(Collected data)
-.-.-
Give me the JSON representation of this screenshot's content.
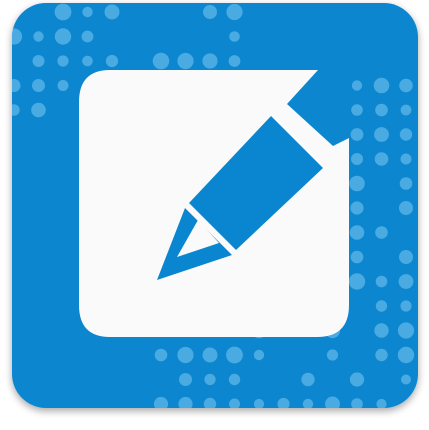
{
  "app_icon": {
    "icon_name": "edit-note-icon",
    "colors": {
      "tile_background": "#0A86D0",
      "dot_pattern": "#5FB5E8",
      "note_paper": "#FAFAFA",
      "pencil": "#0A86D0",
      "pencil_tip": "#FAFAFA",
      "shadow": "#9E9E9E"
    }
  }
}
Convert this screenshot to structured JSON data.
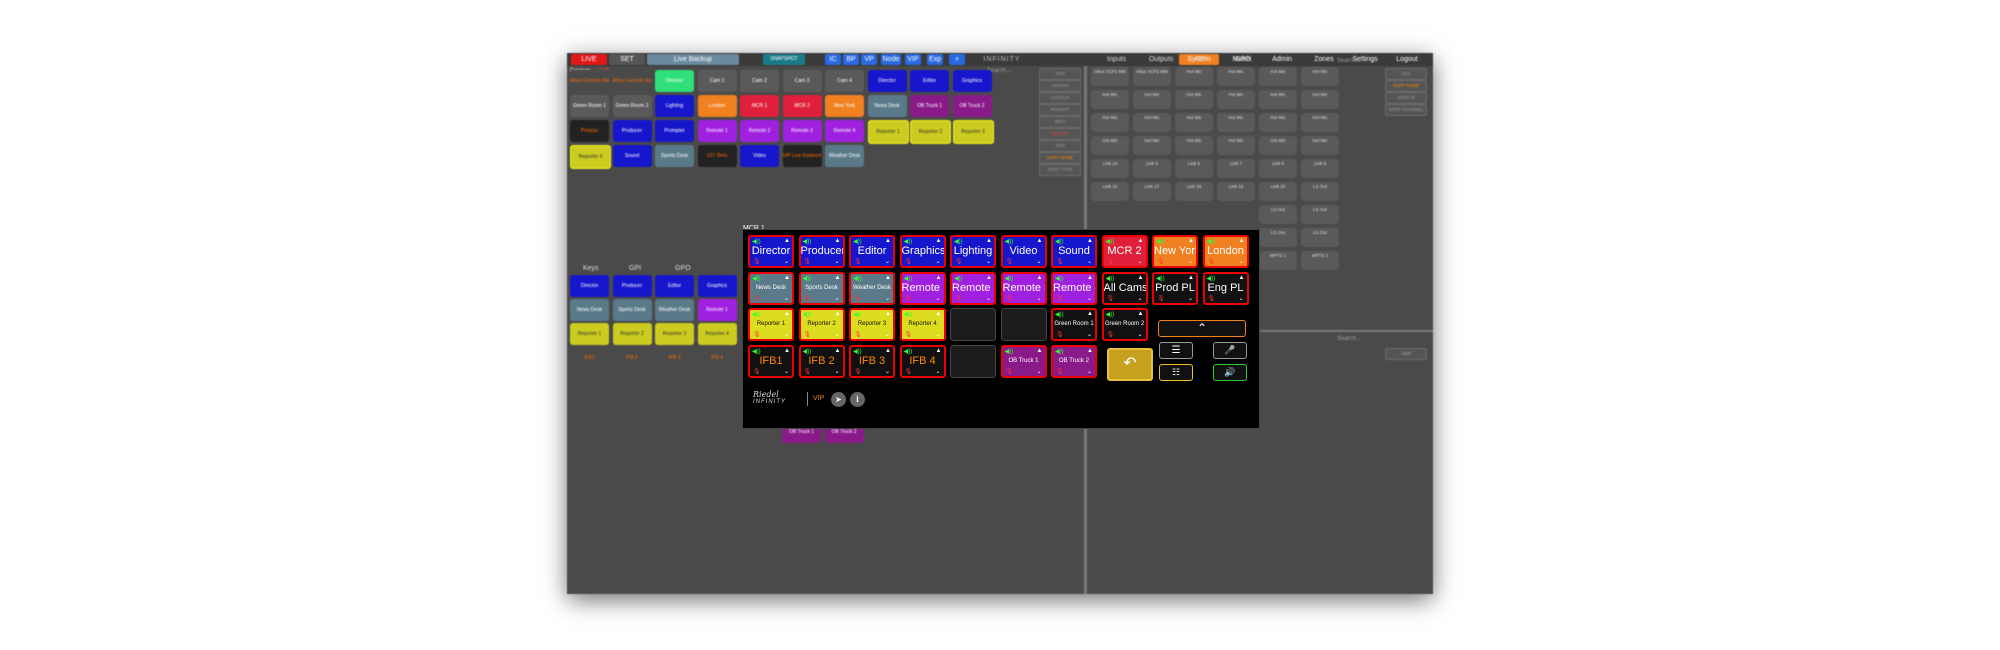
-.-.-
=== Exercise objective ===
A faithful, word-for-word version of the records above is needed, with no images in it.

=== Solution to this exercise ===
Give me the JSON representation of this screenshot's content.
{
  "app_icon": {
    "icon_name": "edit-note-icon",
    "colors": {
      "tile_background": "#0A86D0",
      "dot_pattern": "#5FB5E8",
      "note_paper": "#FAFAFA",
      "pencil": "#0A86D0",
      "pencil_tip": "#FAFAFA",
      "shadow": "#9E9E9E"
    }
  }
}
Convert this screenshot to structured JSON data.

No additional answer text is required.